Work request => Drop the images. Copy every line below character for character.

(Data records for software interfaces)
**********
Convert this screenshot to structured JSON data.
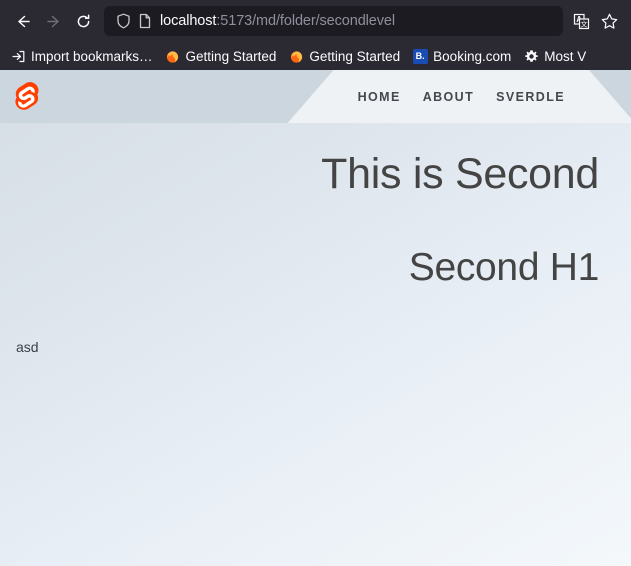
{
  "browser": {
    "back_label": "Back",
    "forward_label": "Forward",
    "reload_label": "Reload",
    "shield_label": "Tracking protection",
    "page_icon_label": "Page info",
    "url_host": "localhost",
    "url_path": ":5173/md/folder/secondlevel",
    "translate_label": "Translate this page",
    "bookmark_label": "Bookmark this page",
    "colors": {
      "toolbar_bg": "#2b2a33",
      "urlbar_bg": "#1c1b22",
      "text": "#fbfbfe",
      "muted_text": "#8f8f9d"
    },
    "bookmarks": [
      {
        "label": "Import bookmarks…",
        "icon": "import-icon"
      },
      {
        "label": "Getting Started",
        "icon": "firefox-icon"
      },
      {
        "label": "Getting Started",
        "icon": "firefox-icon"
      },
      {
        "label": "Booking.com",
        "icon": "booking-favicon"
      },
      {
        "label": "Most V",
        "icon": "gear-icon"
      }
    ]
  },
  "page": {
    "logo_label": "Svelte",
    "logo_color": "#ff3e00",
    "header_bg": "#ccd6de",
    "nav_bg": "#eff2f5",
    "nav": [
      {
        "label": "Home"
      },
      {
        "label": "About"
      },
      {
        "label": "Sverdle"
      }
    ],
    "heading_main": "This is Second",
    "heading_second": "Second H1",
    "paragraph": "asd"
  }
}
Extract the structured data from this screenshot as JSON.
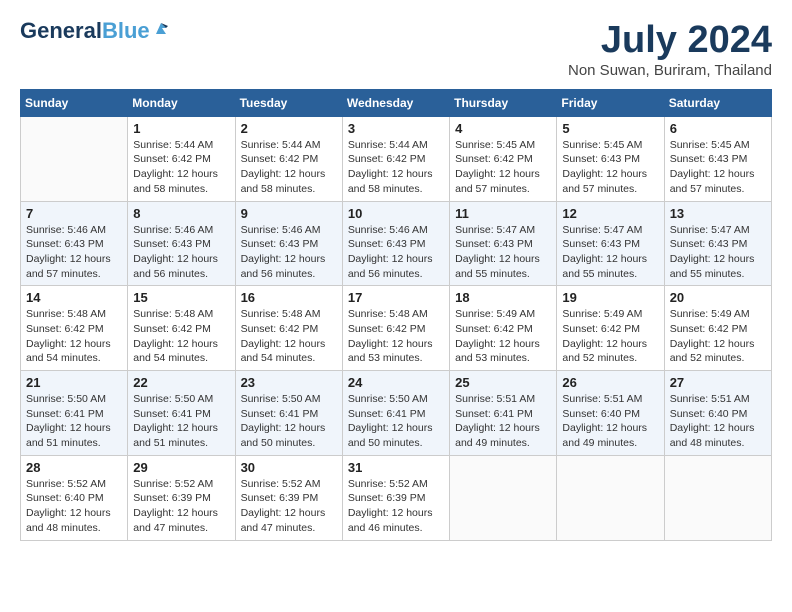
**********
Output for this task =>
Convert this screenshot to structured JSON data.
{
  "browser": {
    "back_label": "Back",
    "forward_label": "Forward",
    "reload_label": "Reload",
    "shield_label": "Tracking protection",
    "page_icon_label": "Page info",
    "url_host": "localhost",
    "url_path": ":5173/md/folder/secondlevel",
    "translate_label": "Translate this page",
    "bookmark_label": "Bookmark this page",
    "colors": {
      "toolbar_bg": "#2b2a33",
      "urlbar_bg": "#1c1b22",
      "text": "#fbfbfe",
      "muted_text": "#8f8f9d"
    },
    "bookmarks": [
      {
        "label": "Import bookmarks…",
        "icon": "import-icon"
      },
      {
        "label": "Getting Started",
        "icon": "firefox-icon"
      },
      {
        "label": "Getting Started",
        "icon": "firefox-icon"
      },
      {
        "label": "Booking.com",
        "icon": "booking-favicon"
      },
      {
        "label": "Most V",
        "icon": "gear-icon"
      }
    ]
  },
  "page": {
    "logo_label": "Svelte",
    "logo_color": "#ff3e00",
    "header_bg": "#ccd6de",
    "nav_bg": "#eff2f5",
    "nav": [
      {
        "label": "Home"
      },
      {
        "label": "About"
      },
      {
        "label": "Sverdle"
      }
    ],
    "heading_main": "This is Second",
    "heading_second": "Second H1",
    "paragraph": "asd"
  }
}
Extract the structured data from this screenshot as JSON.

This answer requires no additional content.